A bonfire adds a warm, welcoming glow to any graduation party. Just make sure the atmosphere is calm, not raucous and reckless. (For Spectrum Health Beat)

Bonfires are a popular way to celebrate big events among teens, but they’re at risk for serious burn injuries, an expert warns.

“The only guaranteed way to prevent bonfire burn injuries is to not have a fire in the first place,” said burn surgeon Dr. Arthur Sanford, of Loyola Medicine in Maywood, Ill. “But if you do decide to have a fire for a prom, graduation or other occasion, there are simple ways to minimize the risk of burns.”

Check the weather and cancel the bonfire if high winds are forecast, he recommended in a Loyola news release.

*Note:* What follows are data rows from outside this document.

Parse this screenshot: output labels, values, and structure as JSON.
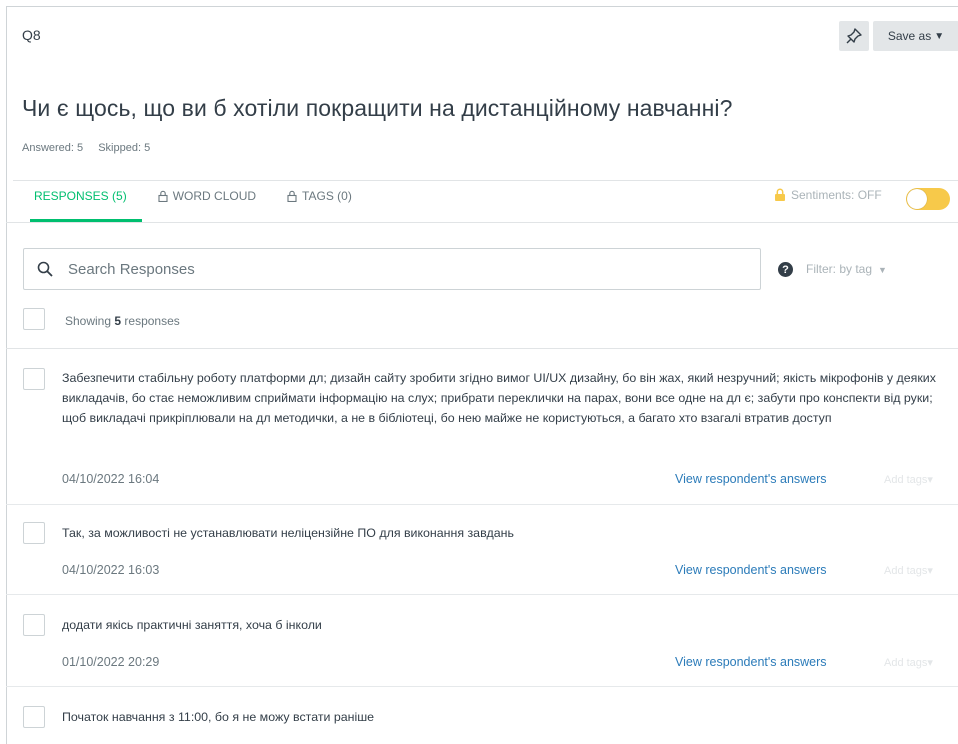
{
  "header": {
    "question_number": "Q8",
    "save_as_label": "Save as",
    "pin_icon": "pin-icon"
  },
  "question": {
    "title": "Чи є щось, що ви б хотіли покращити на дистанційному навчанні?",
    "answered": "Answered: 5",
    "skipped": "Skipped: 5"
  },
  "tabs": [
    {
      "label": "RESPONSES (5)",
      "active": true
    },
    {
      "label": "WORD CLOUD",
      "active": false,
      "icon": "lock-icon"
    },
    {
      "label": "TAGS (0)",
      "active": false,
      "icon": "lock-icon"
    }
  ],
  "sentiments": {
    "label": "Sentiments: OFF",
    "toggle_on": false,
    "accent_color": "#f7c94a"
  },
  "search": {
    "placeholder": "Search Responses",
    "value": ""
  },
  "filter": {
    "label": "Filter: by tag"
  },
  "showing": {
    "prefix": "Showing",
    "count": "5",
    "suffix": "responses"
  },
  "responses": [
    {
      "text": "Забезпечити стабільну роботу платформи дл; дизайн сайту зробити згідно вимог UI/UX дизайну, бо він жах, який незручний; якість мікрофонів у деяких викладачів, бо стає неможливим сприймати інформацію на слух; прибрати переклички на парах, вони все одне на дл є; забути про конспекти від руки; щоб викладачі прикріплювали на дл методички, а не в бібліотеці, бо нею майже не користуються, а багато хто взагалі втратив доступ",
      "date": "04/10/2022 16:04",
      "view_label": "View respondent's answers",
      "tags_label": "Add tags"
    },
    {
      "text": "Так, за можливості не устанавлювати неліцензійне ПО для виконання завдань",
      "date": "04/10/2022 16:03",
      "view_label": "View respondent's answers",
      "tags_label": "Add tags"
    },
    {
      "text": "додати якісь практичні заняття, хоча б інколи",
      "date": "01/10/2022 20:29",
      "view_label": "View respondent's answers",
      "tags_label": "Add tags"
    },
    {
      "text": "Початок навчання з 11:00, бо я не можу встати раніше"
    }
  ],
  "colors": {
    "accent_green": "#00bf6f",
    "link_blue": "#2b7bb9",
    "text_dark": "#333e48",
    "text_muted": "#6b787f"
  }
}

Clear all brush from the area and make a fire pit. Keep a bucket of water and garden hose close by.

Newspaper and small kindling provide the safest way to start a fire. If you decide to use charcoal lighter fluid, seal the container after use and keep it well away from the fire. Do not put lighter fluid on a fire after it’s started, Sanford said.

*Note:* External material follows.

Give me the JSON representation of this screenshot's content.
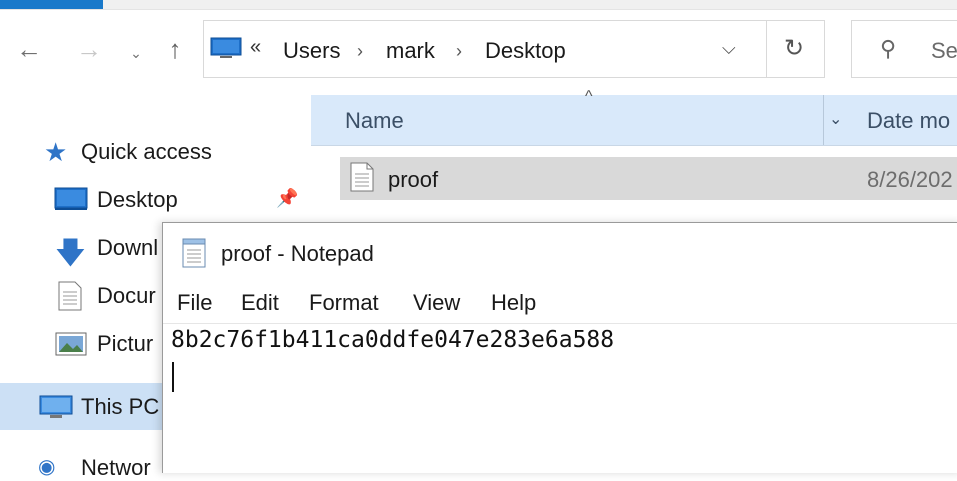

And, he added, never use accelerants such as gasoline, diesel fuel or kerosene, and never spray aerosols or throw canisters or fireworks into the fire.

Keep the bonfire at a manageable size, no more than about four feet square, Sanford advised.

Everyone should stay a safe distance away and never horse around near a fire, he said. No one should drink alcohol.

Always put the fire out completely before you leave. Stir the ashes and douse them thoroughly with water. Sanford said Loyola’s burn center has treated numerous patients who suffered burns after accidentally walking on hot ashes.